ISO 45001 is designed for companies to manage and improve their occupational health and safety. Logistics companies can benefit greatly from this because they typically have a high risk of workplace incidents and injuries due to the nature of their operations.
Implementing ISO 45001 can reduce workplace incidents, leading to improved employee morale, reduced absenteeism, and lower insurance costs.
- ISO 9001 (Quality)
ISO 9001 is the standard for quality management systems. It helps companies meet customer expectations, improve customer satisfaction, and continuously improve their quality management practices.
Quality is a critical factor in the logistics industry. Customers expect reliable, on-time delivery of their goods and any errors or delays can lead to dissatisfaction, lost business, and damage to the company's reputation.
ISO 9001 identifies and addresses these quality issues before they become problems so that the above risks can be avoided.
- ISO 14001 (Environmental)
ISO 14001 provides a framework for companies to manage and improve their environmental performance. Operations in logistics companies often have a significant impact on the environment. For example, greenhouse gas emissions from transportation, energy consumption in warehouses and waste generation from packaging and other activities.
Implementing ISO 14001 demonstrates a company's commitment to sustainability and can lead to cost savings by using resources more efficiently and reducing waste.
In an age where data breaches and information security threats are becoming increasingly common, ISO 27001 can provide a competitive edge and help logistics companies protect themselves.
By following the ISO 27001 framework, you can identify, assess, and mitigate risks related to information assets, reducing the likelihood of security breaches and protecting sensitive data. Overall, it is a valuable tool for logistics companies looking to establish a comprehensive and effective ISMS that protects sensitive data and enhances overall business operations.
Interested in ISO 27001 certification? Book a call with us today!
How long does it take to become ISO 27001 certified?
It can take up to 6 months or longer to get ISO 27001 certified, depending on your company’s current position in compliance. If you are already ISO compliant, certification can take up to a month. However, if you are not already ISO 27001 compliant, certification can take up to 6 months or more.
What is the ISO standard for supply chain management?

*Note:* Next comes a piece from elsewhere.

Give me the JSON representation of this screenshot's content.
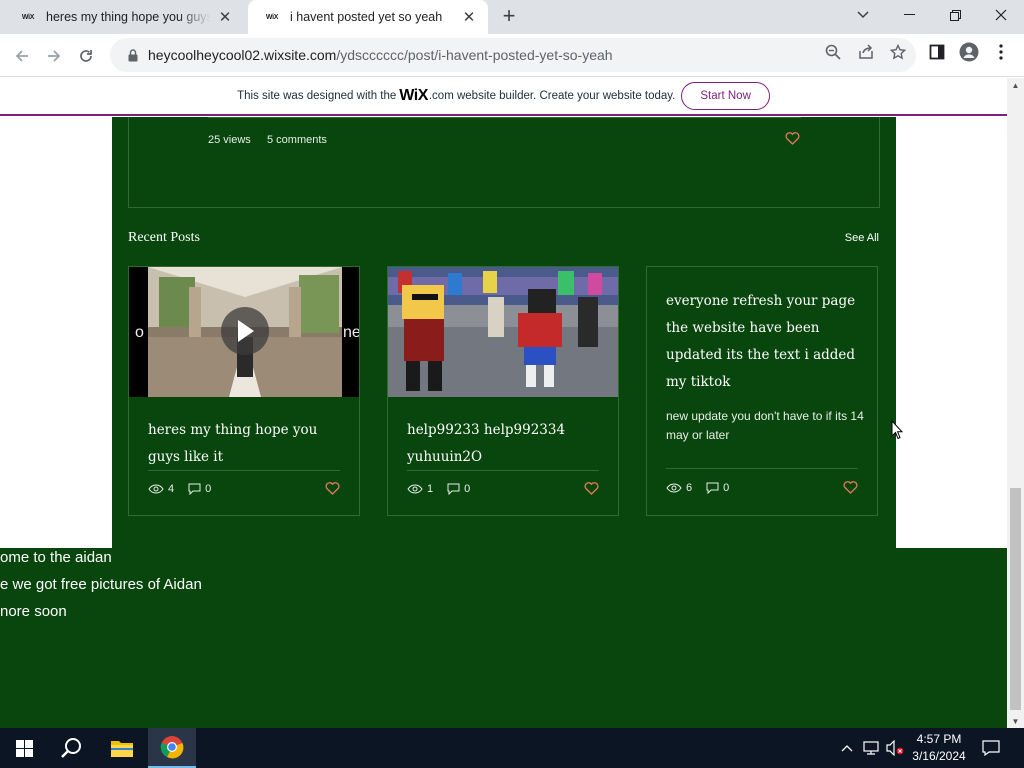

ISO 28000:2007 "Specification for security management systems for the supply chain." This standard provides a framework for managing security risks throughout the supply chain, including transportation, storage, and handling of goods and materials. It is designed to be applicable to any company involved in the supply chain, including manufacturers, distributors, and transportation companies.
Can a logistics company use ISO 27001 to comply with other security standards or regulations?
Yes, ISO 27001 can be used as a framework to help logistics companies comply with other security standards or regulations, such as the EU's General Data Protection Regulation (GDPR) or the Payment Card Industry Data Security Standard (PCI DSS).
What are some of the key controls required by ISO 27001 for logistics companies?
ISO 27001 includes 93 Annex A controls, but here are some that specifically relate to logistics companies:
- Identification and assessment of information security risks,
- Establishment of policies and procedures for information security management,
- Access control measures,
- Physical and environmental security, and
- Incident management and response.
Is ISO 27001 a one-time certification or does it require ongoing maintenance?
ISO 27001 certification is not a one-time process, as companies must continue to maintain and improve their information security management practices. To do this, they must perform regular internal audits and reviews, and undergo periodic external audits to keep their certification up to date.